Now that the magnificent St James Quarter has opened its doors, we can see for ourselves how it will add to the evolution of our wider city centre. The fast forward button has been pressed, more so than any revolutionary town planner or visionary developer could have imagined. At a time when most city centres retail offering is reducing, Edinburgh’s will emerge larger and more diverse than before. Of course we’ve lost some notable and iconic Edinburgh names, but the St James Quarter has attracted many new brands to the city. As a retail destination our standing will increase, hopefully to be followed by more residents and visitors frequenting our city centre and enjoying everything, and everywhere, it has to offer.
The loss of retail from some prominent city centre buildings affords opportunity for further change, such as The Johnnie Walker Experience and new mixed-use developments at Debenhams, BHS and Jenners. Yes, this has and will change the fabric of our city and disappoint people who loved these old stores and names, but it’s vital for the city to manage this opportunity. A walk along Princes Street this week, especially the western half, shows the challenge at hand with empty units plain to see. We must support our smaller or independent businesses to survive and grow, and this means addressing footfall numbers and wider issues like our public realm on Rose Street and business rates.
We have one of the greatest, most attractive city centres in the world, but to thrive in the future it must adapt. I firmly believe we have the collective will of property owners, Council and developers to make this happen. This is borne out by many recent announcements and examples as to how to bring historic buildings or empty units back to life and provide new uses for these buildings as we prepare for the next phase of Edinburgh’s city centre history.
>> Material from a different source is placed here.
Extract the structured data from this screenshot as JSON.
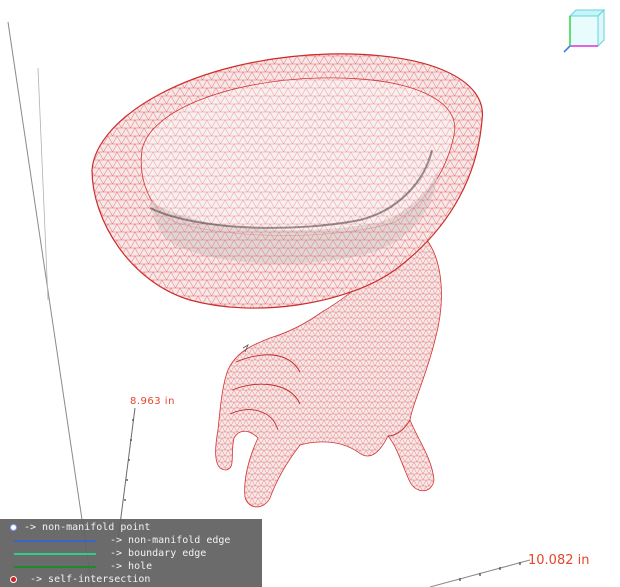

The St James Quarter is a game changer, but we cannot be complacent and think Edinburgh’s recovery will just happen. To continue to thrive we need to welcome investment, imaginative and innovative partnerships, to support our economic growth. The rise of online shopping, the changing work patterns for office-based businesses, changes to how we all want to spend our leisure time and the need for a more ‘experiential’ time when visiting our city centres are all real factors– we need to embrace these changes. Our cultural offering, diverse range of businesses, retail and hospitality provision, Festivals, events and heritage all add to our attractiveness and our whole city centre is there to support this.
We need proactivity now to encourage residents and local visitors back, and that means shouting out loud about what our city has to offer to people across Edinburgh, Scotland, and the UK. When people can travel, we want them to be offered Edinburgh as the fantastic destination, it is in its own right, as well as being the gateway to the rest of the country.
This needs the collective support of local and national government, the cultural and business community, resident groups and every single person or group who has an interest in the city’s economic recovery.
Roddy Smith, CEO Essential Edinburgh